The concept in this article is relevant to broader self-development, not just social skills. "Epiphany Addiction" is an informal term I came up with to describe a process that I've seen happen in some people who are working on their personal issues.
It begins when someone is trying to solve a problem they have, like a lack of self-confidence, and something causes them to have a seemingly profound epiphany or realization. It may be triggered by a piece of advice or motivational snippet they read in a self-book or hear while watching a video of a seminar. It may be set off by their own words or thoughts as they journal or self-reflect about their situation. Maybe a friend or counselor says something insightful and thought-provoking. I'm not sure if certain types of people are more prone to having these epiphanies, although I'd guess over-analyzers are more susceptible.
The content of these epiphanies are often kind of basic or trite when you look back on them, but they feel very profound and life changing at the time. They make you feel really pumped up and excited for discovering something so simple, yet so powerful. An example is, "Instead of worrying about whether you're a good match for other people, think about whether they're a good fit for you." Nothing too special about that idea, but it may hit you the right way, and you'll feel psyched up and think, "Yes! Yes! That's it! Of course! I always worry about what other people think of me. I need to start caring about what I think of them!!!"
The problem with these epiphanies is they cause you to feel really charged up, and like the final missing puzzle piece has fallen into place in your mind, and that everything will be different from now on. However, they usually don't lead to any tangible results. You walk around for a day or two feeling ready to take on the world, but you don't act any differently, and the "high" soon wears off.
The "addiction" part comes into play when people fall into a cycle where they come up with epiphany after epiphany to try to recapture that fleeting pumped up state. They may fuel the addiction by journaling their way through half a dozen notebooks or by devouring mounds of self-help books or websites. Each time they have a fresh epiphany they feel as if they've stumbled on some life changing discovery, are energized for a bit without going on to make any real-world changes, and then return to their default of being stuck and unsatisfied. They always end up back at the drawing board of trying to think their way out of their problem, and it's not long before they come up with the next pseudo-earth shattering insight.
As the cycle goes on the effect of each new epiphany becomes shorter and shorter. The first time someone has a supposedly profound realization they may feel fired up for a few days. As the pattern progresses they may be hit with an epiphany and then totally forget about it five minutes later. It's often at this point that they realize that faux-profound insights are cheap, and they won't solve their troubles by having some magical thought that will radically realign their mind all in one go.
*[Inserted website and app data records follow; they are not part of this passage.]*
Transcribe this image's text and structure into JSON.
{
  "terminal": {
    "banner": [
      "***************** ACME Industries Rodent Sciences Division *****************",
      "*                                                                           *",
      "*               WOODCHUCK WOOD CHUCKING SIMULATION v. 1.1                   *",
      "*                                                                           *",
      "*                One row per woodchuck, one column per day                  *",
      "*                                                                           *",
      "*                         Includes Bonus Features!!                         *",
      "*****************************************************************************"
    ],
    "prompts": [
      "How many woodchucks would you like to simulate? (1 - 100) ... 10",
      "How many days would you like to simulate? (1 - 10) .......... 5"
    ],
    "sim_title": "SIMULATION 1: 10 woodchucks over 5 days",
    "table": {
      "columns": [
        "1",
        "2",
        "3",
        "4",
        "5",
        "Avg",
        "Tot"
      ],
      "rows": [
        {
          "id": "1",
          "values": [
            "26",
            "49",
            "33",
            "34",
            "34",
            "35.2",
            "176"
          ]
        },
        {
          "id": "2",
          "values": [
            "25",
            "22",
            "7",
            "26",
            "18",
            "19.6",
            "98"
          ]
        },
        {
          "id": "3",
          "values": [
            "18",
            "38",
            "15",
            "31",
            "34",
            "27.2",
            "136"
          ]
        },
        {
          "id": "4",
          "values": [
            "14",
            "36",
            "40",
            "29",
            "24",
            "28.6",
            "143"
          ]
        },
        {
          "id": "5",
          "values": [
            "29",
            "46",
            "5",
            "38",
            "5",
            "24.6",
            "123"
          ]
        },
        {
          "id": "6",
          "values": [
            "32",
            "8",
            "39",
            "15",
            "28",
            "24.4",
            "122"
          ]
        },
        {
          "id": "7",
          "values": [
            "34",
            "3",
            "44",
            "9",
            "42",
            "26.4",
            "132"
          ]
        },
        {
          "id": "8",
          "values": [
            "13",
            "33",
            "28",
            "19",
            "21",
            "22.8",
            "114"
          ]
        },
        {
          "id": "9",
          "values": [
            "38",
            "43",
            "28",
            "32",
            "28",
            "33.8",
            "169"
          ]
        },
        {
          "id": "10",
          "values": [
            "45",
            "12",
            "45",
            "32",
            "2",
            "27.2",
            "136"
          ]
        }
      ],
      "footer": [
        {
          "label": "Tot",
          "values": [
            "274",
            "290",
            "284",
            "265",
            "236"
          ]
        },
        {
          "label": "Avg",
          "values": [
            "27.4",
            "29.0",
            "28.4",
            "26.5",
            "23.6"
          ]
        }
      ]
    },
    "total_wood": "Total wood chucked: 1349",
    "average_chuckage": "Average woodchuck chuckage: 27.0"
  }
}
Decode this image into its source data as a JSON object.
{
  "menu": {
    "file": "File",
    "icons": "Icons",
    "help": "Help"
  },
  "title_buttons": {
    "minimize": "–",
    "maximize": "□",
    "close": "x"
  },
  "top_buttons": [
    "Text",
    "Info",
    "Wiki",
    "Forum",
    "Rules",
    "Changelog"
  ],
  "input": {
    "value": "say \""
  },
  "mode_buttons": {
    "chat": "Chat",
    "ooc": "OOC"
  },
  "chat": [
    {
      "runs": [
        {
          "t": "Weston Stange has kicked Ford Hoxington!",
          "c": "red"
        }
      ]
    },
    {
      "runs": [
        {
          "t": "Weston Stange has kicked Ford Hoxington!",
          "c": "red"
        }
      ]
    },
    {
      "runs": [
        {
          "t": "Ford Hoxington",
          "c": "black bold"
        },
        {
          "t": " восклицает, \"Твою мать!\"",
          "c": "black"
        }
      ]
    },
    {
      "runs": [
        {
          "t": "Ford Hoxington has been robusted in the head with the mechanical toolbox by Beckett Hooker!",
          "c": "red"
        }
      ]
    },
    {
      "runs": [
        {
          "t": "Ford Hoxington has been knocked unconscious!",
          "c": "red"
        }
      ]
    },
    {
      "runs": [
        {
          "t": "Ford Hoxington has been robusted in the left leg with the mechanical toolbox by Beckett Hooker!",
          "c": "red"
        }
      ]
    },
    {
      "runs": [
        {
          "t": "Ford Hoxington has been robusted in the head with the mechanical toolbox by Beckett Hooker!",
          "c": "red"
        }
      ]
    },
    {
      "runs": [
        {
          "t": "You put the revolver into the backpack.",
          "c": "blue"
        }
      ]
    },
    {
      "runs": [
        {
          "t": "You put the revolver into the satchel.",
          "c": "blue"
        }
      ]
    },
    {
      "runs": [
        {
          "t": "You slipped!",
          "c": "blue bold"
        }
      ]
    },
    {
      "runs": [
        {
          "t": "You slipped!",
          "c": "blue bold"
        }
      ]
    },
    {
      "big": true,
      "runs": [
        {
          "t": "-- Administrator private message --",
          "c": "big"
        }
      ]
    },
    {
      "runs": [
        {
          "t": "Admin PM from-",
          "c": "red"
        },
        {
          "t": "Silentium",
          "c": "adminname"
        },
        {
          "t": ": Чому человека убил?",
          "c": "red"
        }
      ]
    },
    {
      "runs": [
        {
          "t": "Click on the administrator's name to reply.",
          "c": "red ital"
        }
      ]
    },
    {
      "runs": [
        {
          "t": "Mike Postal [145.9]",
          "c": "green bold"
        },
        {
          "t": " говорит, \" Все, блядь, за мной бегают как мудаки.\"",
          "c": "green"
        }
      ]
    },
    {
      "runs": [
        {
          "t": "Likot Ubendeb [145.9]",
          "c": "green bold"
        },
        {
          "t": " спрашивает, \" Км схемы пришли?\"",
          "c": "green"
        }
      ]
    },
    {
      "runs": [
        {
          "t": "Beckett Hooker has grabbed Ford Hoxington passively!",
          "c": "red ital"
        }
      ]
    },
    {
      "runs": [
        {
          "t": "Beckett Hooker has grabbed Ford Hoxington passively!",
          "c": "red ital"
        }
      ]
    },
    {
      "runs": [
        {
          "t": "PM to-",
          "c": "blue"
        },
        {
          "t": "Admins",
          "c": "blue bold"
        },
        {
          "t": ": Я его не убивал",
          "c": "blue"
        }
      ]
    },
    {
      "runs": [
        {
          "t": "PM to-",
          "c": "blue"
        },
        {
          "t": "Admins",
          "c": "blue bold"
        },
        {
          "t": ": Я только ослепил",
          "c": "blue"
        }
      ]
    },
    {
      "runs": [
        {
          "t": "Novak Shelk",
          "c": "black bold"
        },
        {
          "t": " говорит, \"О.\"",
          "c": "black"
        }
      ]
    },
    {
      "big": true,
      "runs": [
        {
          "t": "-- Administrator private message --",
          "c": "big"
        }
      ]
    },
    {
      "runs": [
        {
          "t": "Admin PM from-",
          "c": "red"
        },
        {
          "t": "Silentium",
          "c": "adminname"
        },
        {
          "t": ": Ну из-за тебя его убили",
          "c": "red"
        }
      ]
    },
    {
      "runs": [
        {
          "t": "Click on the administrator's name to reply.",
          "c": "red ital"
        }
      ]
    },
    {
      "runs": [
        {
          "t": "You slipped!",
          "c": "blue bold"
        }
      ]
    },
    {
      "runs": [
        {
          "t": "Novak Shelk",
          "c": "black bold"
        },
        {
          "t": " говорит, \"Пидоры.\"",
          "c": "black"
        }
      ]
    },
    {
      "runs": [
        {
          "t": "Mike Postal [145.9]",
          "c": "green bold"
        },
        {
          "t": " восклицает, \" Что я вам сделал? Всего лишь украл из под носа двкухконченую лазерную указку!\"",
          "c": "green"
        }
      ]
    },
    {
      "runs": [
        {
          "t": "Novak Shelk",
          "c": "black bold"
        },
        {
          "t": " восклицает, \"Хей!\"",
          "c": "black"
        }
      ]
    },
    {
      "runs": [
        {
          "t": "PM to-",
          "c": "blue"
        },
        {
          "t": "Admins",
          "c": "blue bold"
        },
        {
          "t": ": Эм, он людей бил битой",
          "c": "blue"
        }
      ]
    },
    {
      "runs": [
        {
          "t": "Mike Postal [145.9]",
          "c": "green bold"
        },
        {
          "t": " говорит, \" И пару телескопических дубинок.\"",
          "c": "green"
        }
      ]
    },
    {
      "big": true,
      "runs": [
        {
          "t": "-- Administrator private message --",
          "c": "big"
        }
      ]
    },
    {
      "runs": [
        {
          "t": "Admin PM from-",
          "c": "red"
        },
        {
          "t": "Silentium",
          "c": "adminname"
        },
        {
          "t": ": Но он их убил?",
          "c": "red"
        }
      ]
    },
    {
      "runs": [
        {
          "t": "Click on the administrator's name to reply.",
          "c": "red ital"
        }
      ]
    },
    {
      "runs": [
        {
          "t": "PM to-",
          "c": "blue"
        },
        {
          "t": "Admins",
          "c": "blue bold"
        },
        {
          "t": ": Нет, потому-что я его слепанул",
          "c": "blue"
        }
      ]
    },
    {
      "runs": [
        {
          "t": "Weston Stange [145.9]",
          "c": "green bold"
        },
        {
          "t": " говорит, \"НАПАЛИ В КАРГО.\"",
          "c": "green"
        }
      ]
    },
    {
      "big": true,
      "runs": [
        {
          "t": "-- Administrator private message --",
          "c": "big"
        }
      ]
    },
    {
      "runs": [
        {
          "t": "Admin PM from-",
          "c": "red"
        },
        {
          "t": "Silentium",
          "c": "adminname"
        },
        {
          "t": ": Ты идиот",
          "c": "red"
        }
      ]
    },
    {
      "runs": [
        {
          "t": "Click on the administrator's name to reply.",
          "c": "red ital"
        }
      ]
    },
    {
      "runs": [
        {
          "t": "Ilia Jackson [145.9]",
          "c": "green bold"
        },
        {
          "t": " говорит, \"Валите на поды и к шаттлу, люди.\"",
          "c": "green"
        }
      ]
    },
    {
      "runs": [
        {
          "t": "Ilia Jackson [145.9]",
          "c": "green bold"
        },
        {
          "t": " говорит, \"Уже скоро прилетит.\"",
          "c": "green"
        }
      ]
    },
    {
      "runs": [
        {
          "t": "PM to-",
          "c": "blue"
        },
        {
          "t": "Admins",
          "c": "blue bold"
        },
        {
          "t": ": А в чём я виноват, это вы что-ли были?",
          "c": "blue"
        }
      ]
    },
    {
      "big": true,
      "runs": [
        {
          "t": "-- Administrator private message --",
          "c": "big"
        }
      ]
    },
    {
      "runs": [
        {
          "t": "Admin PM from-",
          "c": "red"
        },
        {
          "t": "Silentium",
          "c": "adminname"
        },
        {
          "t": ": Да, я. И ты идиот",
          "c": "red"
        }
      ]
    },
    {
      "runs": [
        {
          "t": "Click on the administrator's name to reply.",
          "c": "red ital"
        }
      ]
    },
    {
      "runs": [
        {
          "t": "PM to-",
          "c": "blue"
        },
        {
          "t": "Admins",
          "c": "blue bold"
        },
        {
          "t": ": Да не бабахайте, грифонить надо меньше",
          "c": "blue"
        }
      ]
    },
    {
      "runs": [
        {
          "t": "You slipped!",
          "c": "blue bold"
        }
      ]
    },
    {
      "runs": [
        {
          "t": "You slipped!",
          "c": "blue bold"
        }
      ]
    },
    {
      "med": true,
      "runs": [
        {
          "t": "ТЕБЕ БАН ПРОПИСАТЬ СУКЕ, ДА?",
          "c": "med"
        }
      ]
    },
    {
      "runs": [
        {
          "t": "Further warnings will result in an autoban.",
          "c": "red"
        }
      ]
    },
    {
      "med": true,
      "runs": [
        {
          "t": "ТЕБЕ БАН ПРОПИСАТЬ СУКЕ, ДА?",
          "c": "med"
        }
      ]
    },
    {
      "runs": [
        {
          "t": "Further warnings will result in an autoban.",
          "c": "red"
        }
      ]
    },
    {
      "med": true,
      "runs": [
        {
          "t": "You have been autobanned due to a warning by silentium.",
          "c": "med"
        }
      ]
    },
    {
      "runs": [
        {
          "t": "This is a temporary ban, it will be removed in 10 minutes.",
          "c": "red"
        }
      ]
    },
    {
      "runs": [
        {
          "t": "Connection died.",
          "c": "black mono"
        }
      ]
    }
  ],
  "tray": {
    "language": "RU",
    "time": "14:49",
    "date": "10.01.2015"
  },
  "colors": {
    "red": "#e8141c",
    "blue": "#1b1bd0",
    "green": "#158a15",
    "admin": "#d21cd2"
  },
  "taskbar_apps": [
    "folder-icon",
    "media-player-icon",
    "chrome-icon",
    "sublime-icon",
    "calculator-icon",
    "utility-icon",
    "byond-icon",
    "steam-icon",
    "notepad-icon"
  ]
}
I touch on this in other articles as well, but the flaw with this whole approach is that actual improvement almost always comes over time, and often through doing some sort of work in the real world like practicing your social skills or facing your fears. If you want to be more self-assured or socially savvy you have to build up to it. It's possible you already have the capacity to be socially capable and confident, but layers of baggage and insecurities are keeping that version of you from showing itself. However, those inner restraints also need to be chipped away bit by bit. There's not one 'Aha!' moment that's going to tear them down all at once.
This isn't to say people never make big, sudden mental shifts that lead to tangible improvements in their daily lives. But they're relatively rare, and I don't think anyone should chase them to the exclusion of more practical, gradual steps. Interestingly, truly helpful epiphanies often don't feel that energizing. The feeling is one of mild confusion, as an old unhelpful belief dissolves and it suddenly hits you that it doesn't make sense, as in, "Wait?... Why do I think I can't do X. I obviously can... hm...". At the time you may not even realize your worldview is doing a 180.